View Full Version : [ubuntu_studio] Is installing Ubuntu Studio the same as installing Ubuntu?

December 1st, 2011, 09:53 AM
I will hopefully be installing Ubuntu Studio as part of a dual-boot with Windows this weekend. I'm an Ubuntu and Linux newbie.

I realise that there is no Live CD for Ubuntu Studio.

Is the installation procedure different? Does it also have a GUI?

December 1st, 2011, 10:05 AM
It is a significantly different process to installing "normal" Ubuntu, but still fairly easy.

You can find more information about Ubuntu Studio here. There are some links to installation guides in the second block of links (Installation/Upgrade).


There is another installation guide here:


All fairly easy (don't be put off by the length of the guides). The bit I stumbled at was the selection of software packages to install: use the cursor keys to move up and down the list and use the Spacebar to select/deselect the packages you want to install/not install.

December 1st, 2011, 10:27 AM
I use Dream Studio myself, it's based on Ubuntu Studio. It has a easy installer. (just the same as ordinary Ubuntu) Furthermore. I appreciate you won't know anything about this at the moment, but...... Dream Studio is pre-configured with Pulse-Audio Jack Sync, Meaning that You could be playing a Synth through jack whilst having a Vid playing in Youtube.
You can't do that straight out of the box with Ubuntu Studio. It's also a Live Disk.

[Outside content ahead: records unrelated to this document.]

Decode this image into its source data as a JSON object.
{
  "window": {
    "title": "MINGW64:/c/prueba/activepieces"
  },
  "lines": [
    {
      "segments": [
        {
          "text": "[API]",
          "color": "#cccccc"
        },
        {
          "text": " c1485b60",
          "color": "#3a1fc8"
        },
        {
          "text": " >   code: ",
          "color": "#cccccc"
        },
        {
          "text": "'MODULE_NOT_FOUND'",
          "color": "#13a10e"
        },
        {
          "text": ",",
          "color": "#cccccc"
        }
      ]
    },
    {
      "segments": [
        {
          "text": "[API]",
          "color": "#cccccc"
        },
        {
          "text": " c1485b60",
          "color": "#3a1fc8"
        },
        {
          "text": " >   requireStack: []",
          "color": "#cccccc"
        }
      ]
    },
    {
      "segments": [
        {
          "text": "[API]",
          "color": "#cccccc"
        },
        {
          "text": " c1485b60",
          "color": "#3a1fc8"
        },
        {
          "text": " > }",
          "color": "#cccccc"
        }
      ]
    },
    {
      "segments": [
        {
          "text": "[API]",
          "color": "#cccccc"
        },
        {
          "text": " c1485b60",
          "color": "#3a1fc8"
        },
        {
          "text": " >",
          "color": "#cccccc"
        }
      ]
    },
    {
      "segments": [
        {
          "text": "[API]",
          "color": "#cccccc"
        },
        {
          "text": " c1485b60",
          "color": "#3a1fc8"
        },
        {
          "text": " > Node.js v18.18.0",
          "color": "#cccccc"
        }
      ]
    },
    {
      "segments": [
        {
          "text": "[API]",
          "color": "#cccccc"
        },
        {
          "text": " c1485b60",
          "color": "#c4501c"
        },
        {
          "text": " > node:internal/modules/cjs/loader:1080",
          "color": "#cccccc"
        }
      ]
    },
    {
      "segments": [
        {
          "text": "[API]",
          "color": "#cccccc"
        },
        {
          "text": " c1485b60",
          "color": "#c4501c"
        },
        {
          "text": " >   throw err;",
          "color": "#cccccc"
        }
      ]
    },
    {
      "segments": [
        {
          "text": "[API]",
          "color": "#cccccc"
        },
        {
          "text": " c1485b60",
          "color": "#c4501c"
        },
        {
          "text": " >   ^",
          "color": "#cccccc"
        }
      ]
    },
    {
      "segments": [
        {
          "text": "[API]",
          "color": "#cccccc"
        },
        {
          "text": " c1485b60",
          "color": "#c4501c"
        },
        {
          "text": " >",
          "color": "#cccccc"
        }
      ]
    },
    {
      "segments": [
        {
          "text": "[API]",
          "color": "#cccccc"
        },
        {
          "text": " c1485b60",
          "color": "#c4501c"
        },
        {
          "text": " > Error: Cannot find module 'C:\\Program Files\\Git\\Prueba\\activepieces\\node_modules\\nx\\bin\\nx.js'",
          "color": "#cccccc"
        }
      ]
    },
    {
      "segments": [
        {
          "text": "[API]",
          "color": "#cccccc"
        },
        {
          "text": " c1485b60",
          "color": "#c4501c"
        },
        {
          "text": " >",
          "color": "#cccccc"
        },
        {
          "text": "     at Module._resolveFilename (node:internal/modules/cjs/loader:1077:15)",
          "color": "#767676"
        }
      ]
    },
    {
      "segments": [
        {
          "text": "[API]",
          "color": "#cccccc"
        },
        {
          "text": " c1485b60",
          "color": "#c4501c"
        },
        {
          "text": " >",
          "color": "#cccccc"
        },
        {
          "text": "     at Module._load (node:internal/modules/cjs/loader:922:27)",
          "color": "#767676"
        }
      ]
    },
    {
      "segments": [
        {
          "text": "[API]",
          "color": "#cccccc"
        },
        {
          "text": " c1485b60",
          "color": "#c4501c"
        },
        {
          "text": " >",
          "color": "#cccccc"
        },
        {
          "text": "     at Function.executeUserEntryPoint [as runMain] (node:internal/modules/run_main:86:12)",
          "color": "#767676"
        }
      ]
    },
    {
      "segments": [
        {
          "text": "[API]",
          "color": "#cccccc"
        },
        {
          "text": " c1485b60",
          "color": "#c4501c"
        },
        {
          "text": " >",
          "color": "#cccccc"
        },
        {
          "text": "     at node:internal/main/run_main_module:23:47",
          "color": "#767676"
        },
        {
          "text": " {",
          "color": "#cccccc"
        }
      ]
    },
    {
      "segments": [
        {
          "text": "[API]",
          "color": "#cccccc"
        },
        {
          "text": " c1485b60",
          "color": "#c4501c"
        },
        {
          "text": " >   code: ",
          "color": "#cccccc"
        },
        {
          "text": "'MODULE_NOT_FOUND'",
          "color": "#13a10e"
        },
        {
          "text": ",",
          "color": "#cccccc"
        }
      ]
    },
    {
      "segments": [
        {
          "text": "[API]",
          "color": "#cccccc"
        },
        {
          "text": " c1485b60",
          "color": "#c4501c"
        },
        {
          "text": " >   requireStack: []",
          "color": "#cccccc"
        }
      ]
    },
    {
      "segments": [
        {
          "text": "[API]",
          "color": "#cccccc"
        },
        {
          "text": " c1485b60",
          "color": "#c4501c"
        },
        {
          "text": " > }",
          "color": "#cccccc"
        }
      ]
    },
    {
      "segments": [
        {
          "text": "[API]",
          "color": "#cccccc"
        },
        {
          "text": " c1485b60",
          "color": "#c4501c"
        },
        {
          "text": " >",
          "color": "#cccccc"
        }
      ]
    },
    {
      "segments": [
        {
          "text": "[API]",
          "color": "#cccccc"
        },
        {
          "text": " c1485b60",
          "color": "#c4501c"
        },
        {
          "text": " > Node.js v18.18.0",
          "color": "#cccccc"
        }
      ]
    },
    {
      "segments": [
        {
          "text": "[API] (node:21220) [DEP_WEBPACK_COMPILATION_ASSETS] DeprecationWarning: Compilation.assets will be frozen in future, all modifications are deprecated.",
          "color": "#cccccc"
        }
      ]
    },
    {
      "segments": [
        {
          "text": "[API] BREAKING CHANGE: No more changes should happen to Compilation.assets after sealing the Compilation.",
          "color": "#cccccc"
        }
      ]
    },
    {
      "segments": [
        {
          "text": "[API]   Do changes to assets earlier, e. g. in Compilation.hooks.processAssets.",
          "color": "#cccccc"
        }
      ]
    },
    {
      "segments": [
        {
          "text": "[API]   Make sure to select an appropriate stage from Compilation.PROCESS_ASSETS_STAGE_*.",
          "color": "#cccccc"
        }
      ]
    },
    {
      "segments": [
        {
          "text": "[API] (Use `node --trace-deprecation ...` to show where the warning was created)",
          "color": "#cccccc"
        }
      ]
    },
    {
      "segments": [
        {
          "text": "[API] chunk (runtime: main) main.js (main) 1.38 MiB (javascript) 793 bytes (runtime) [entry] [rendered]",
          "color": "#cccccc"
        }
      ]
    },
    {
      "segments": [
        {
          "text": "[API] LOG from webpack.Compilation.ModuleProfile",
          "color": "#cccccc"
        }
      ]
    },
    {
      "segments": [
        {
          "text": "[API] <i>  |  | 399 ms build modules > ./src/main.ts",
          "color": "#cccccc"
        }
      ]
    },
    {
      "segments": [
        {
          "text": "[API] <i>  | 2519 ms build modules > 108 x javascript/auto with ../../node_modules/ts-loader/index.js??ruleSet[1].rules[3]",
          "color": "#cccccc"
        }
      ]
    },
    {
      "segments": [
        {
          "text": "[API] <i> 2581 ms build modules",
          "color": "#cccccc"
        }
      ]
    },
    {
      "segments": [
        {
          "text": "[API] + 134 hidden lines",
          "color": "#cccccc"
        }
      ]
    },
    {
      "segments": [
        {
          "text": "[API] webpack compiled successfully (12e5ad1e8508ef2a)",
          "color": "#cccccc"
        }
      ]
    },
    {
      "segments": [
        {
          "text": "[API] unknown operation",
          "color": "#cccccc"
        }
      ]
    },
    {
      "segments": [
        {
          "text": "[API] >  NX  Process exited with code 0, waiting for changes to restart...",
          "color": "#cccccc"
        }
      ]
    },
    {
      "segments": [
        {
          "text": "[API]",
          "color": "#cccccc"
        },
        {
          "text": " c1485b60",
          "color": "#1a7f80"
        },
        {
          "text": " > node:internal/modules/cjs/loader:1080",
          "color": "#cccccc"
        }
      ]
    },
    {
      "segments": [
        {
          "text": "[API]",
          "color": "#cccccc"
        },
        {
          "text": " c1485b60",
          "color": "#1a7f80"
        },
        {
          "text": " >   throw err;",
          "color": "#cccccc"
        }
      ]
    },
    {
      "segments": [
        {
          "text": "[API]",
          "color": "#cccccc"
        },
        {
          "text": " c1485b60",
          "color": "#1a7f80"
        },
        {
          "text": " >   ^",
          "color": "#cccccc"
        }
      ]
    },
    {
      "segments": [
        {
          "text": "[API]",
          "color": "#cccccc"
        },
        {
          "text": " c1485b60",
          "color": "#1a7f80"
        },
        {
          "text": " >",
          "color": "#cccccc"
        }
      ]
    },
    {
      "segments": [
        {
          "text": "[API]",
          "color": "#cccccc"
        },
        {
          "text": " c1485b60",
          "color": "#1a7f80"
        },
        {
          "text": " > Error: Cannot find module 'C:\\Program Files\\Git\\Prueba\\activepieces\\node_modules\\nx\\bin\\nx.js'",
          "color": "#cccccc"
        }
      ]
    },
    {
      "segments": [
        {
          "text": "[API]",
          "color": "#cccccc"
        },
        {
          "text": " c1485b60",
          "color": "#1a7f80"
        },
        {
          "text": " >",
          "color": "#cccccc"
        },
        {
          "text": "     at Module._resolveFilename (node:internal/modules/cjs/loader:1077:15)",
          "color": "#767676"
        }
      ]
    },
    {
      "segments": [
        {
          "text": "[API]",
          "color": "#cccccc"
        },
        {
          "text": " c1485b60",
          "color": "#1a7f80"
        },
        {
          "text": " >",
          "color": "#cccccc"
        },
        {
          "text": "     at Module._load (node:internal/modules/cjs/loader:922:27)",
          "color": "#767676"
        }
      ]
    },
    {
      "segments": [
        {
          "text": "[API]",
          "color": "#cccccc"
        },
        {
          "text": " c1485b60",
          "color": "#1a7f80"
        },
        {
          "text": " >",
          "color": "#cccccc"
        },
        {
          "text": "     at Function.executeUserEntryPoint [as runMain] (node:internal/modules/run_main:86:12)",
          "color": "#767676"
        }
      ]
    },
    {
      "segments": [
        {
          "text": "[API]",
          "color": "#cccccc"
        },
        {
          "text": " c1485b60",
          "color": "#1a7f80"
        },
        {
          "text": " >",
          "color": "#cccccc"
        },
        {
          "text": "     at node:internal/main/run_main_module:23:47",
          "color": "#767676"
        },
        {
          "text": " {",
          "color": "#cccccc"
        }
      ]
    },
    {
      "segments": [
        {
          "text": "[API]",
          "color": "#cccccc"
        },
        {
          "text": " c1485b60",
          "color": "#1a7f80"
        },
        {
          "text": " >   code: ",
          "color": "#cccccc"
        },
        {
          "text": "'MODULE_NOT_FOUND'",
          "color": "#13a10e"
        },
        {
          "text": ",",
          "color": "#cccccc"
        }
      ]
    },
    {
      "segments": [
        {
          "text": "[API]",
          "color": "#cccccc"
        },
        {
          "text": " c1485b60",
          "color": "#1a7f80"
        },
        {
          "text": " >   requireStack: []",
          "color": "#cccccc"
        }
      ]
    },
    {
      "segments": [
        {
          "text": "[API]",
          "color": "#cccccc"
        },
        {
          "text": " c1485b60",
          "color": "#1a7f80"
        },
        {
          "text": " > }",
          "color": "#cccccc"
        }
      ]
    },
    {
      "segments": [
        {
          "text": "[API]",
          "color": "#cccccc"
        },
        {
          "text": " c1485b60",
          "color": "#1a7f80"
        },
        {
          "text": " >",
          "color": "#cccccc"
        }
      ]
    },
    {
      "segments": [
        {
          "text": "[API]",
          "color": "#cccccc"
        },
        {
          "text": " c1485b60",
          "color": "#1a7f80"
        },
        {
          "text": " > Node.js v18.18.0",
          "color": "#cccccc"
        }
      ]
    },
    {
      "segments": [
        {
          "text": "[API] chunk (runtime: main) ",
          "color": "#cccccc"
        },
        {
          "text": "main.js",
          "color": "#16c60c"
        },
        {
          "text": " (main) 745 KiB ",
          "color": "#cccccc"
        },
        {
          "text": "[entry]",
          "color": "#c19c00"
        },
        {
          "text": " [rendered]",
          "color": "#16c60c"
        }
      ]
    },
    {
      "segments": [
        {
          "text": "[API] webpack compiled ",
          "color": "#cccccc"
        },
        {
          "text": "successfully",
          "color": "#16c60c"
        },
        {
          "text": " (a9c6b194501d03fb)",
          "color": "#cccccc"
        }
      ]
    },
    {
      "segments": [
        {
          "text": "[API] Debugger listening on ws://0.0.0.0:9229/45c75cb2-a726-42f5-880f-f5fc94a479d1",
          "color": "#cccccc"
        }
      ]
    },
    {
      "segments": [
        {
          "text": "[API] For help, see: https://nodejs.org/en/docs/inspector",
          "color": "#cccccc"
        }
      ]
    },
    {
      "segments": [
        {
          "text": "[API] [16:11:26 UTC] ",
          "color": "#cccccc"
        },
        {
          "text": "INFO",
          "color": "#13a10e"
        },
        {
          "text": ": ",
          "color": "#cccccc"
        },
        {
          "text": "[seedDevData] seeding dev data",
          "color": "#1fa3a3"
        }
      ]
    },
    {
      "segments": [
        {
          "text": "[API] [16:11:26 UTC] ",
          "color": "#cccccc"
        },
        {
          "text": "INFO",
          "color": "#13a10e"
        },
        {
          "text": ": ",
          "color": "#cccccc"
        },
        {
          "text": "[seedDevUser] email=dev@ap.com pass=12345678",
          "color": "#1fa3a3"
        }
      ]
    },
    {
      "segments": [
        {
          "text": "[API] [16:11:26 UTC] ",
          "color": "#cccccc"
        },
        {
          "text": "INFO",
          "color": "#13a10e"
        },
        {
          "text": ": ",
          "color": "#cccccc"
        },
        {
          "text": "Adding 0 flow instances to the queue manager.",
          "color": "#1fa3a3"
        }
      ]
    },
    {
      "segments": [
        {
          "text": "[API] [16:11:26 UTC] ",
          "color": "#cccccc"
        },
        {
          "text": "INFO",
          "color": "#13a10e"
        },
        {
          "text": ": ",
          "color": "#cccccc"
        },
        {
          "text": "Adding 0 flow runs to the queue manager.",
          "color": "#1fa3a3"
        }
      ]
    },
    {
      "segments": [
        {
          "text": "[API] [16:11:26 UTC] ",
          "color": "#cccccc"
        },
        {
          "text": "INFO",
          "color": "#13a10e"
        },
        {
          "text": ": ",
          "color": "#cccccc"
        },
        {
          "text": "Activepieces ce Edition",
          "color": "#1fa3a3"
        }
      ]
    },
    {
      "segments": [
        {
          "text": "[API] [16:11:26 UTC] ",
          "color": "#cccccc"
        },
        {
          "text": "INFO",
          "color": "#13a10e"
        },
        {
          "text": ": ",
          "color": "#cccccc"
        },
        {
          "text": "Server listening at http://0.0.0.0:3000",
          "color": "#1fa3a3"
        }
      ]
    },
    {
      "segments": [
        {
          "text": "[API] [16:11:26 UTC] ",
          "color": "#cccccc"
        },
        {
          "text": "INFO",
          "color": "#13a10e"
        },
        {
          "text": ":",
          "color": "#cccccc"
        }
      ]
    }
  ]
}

I'd say to give it a go, I think you will have a better first time Experience ;-)

Here's the link


December 1st, 2011, 08:49 PM
Thanks Quinflax - this definitely eases the challenge, to see what's ahead of me, if I decide to go with Ubuntu Studio (beefhearvliet just threw a spanner in the works!) I'm grateful for the illustrated installation guide.

However there is a problem, as I feared. Because of my laptop's already rather complicated partition table, and because I want to have a dual-boot Ubuntu/Windows set up, I have a fairly tricky re-partitioning ahead of me. This is why I was keen on a GUI for the installation. I understand that the 'normal' Ubuntu uses a graphical Gparted for partitioning. I'm afraid I'll mess up if it's just text.... Do you think there is a secure way I can partition my hard-drive for Ubuntu in advance of installation? This is another thread that shows why I have such a complicated partition issue: http://ubuntuforums.org/showthread.php?t=1844324

And thank you beefheartvliet - this sounds like good advice. I will definitely check out the live CD. The main purpose I want Studio for is to record/edit/produce music, so Dream Studio sounds promising. Yet another decision to mull over!

December 1st, 2011, 09:41 PM
Yes, you can boot livecd and use gparted to make partitions. But, ubuntu studio installer has also very easy partition manager. It has textual interface. It's not CLI.

December 3rd, 2011, 03:44 AM
Just make sure you have about 20 or 30 GB to spare, The Ubuntu installer will detect you other operating system(s) and allow you to install alongside Windows etc
Ubuntu will create two partitions on your hard drive. You do have an opportunity to elect how much space you give to Ubuntu.
It will create an EXT3 or 4 Partition. Think of this as NTFS, that Windows uses. It will also create a Swap File. Usually this is about 2 or 3GB, I'm most probably gonna show a bit of ignorarance now, but I understand the swap file to be much like Windows Virtual Memory:lolflag:

I guessing the complicated Hard-drive structure is the following.
Your windows Partition
A recovery partition.
And then maybe a partition for storage.

The Installer will detect the hard-drive structure.
Windows will be on SDA and will show as having two partitions (assuming it has 7 on it)
a 100 Meg Partition and however much was/is allocated to windows.
Ubuntu can be installed alongside windows on SDA
The Recover partition Will most prob show as B (I'm only guessing by the way)
An your Backup/Storage Will also have a letter assigned to it.
I'm sure I'm right in saying that the installer tells you its ignoring them anyway.

Either way, the installer makes it none scary, It's not as daunting as you might think. Regardless as to whether you install Ubuntu Studio or Dream.

Once you are up and running, you will need to understand Jack. It's dead simple. Just think of it as ins and outs on a patch bay :-)